The King's Passing
On the advice of his physician King Kalakaua traveled to the United States for a change of climate to recuperate his health. He died at the Palace Hotel in San Francisco on January 20, 1891. His remains were conveyed back to Hawai`i aboard the USS Charleston. As the ship rounded Diamond Head, the flags were seen lowered to half-mast, and it was then that the King's subjects realized Kalakaua was dead.
King Kalakaua was laid in state in the Throne Room of `Iolani Palace. Hawaiian subjects and foreign residents came from all parts of the Kingdom to pay their respects.
Kalakaua was succeeded by his sister, Lili`uokalani, who was proclaimed queen on January 29, 1891. Her experience as Princess Regent during King Kalakaua's nine month journey around the world in 1881 and visit to the United States in 1890 had prepared her for her new role as Queen of Hawai`i.
The Children's Ball
During the reign of Queen Lili‘uokalani, a very special event was held at ‘Iolani Palace on the evening of February 22, 1892. It was a fancy dress ball, but one just for children.
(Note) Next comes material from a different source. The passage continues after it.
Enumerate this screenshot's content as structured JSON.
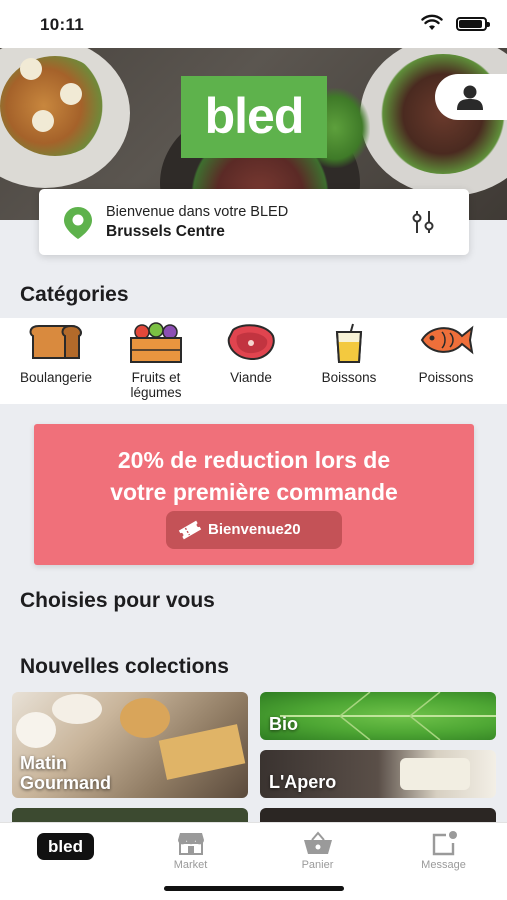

Shortly before eight o’clock, carriages entered the Palace grounds conveying the Queen’s tiny guests and their mothers to the front entrance. After assembling in the Grand Hall, the children marched into the Throne Room two by two according to height. They presented themselves to the Queen with a low bow or curtsy. The children appeared in a variety of costumes, including Bo Peep, Lord Fauntleroy, Red Riding Hood, George Washington, a Bavarian peasant girl, a Japanese nobleman, and a butterfly.
Else Schaefer and Bessie Lawrence in the costumes worn to the fancy dress ball for children at ‘Iolani Palace.
After presentations were made, the children participated in such dances as the waltz, schottische, polka, minuet and Virginia reel. As one newspaper reported the following day: “Never surely have any Honolulu children passed prouder hours than those which were danced away in youthful ecstacy (sic)before Hawaii’s Queen last night.”
The Queen's Music
Queen Lili`uokalani was a talented musician and accomplished composer. She wrote approximately 165 songs, including Ke Aloha O Ka Haku -- The Queen's Prayer , which was written during her imprisonment. Her best known composition was the the immensely popular and lasting favorite Aloha `Oe .
The crest on the cover of this sheet music includes Lili`uokalani's motto, "Onipa`a," which means "steadfast." The original edition of this sheet music was published in San Francisco in 1890 or 1891.
After The Monarchy and the Palace Restoration
Queen Lili`uokalani. Painting by William Cogswell
Queen Lili`uokalani was determined to strengthen the political power of the Hawaiian monarchy and to limit suffrage to subjects of the kingdom.
Her attempt to promulgate a new constitution galvanized opposition forces into the Committee of Safety, which was composed of Hawai`i born citizens of American parents, naturalized citizens and foreign nationals. This group, with the support of the American Minister to Hawai`i, orchestrated the overthrow of the Hawaiian monarchy and the establishment of a provisional government.
On January 17, 1893, Queen Lili`uokalani yielded her authority:
. . . Now to avoid any collision of armed forces, and perhaps the loss of life, I do this under protest and impelled by said force yield my authority until such time as the Government of the United States shall, upon facts being presented to it, undo the action of its representatives and reinstate me in the authority which I claim as the Constitutional Sovereign of the Hawaiian Islands.
- Queen Lili`uokalani to Sanford B. Dole, Jan 17, 1893
In 1895, an abortive attempt by Hawaiian royalists to restore Queen Lili`uokalani to power resulted in the queen's arrest. She was forced to sign a document of abdication that relinquished all her future claims to the throne. Following this, she endured a humiliating public trial before a military tribunal in her former throne room.
Convicted of having knowledge of a royalist plot, Lili`uokalani was fined $5000 and sentenced to five years in prison at hard labor. The sentence was commuted to imprisonment in an upstairs bedroom of `Iolani Palace.
During her imprisonment, the queen was denied any visitors other than one lady in waiting. She began each day with her daily devotions followed by reading, quilting, crochet-work, or music composition.
After her release from `Iolani Palace, the Queen remained under house arrest for five months at her private home, Washington Place. For another eight months she was forbidden to leave O`ahu before all restrictions were lifted.
The Apology of The United States Government
In 1993, 100 years after the overthrow, President Clinton signed a Congressional resolution (Public Law 103-150 ) in which the United States government formally apologized to the Native Hawaiian people.
Recent Articles on Lili`uokalani & on the Overthrow
Honolulu Star-Bulletin:The Overthrow , for a closer look at the events leading up to the overthrow.
Honolulu Advertiser: "Monarchy to Annexation:
Queen Lili`uokalani" - from the "150 Years of Hawai'i's History" Sesquicentenial Edition.
Honolulu Star Bulletin article on The Queen's Quilt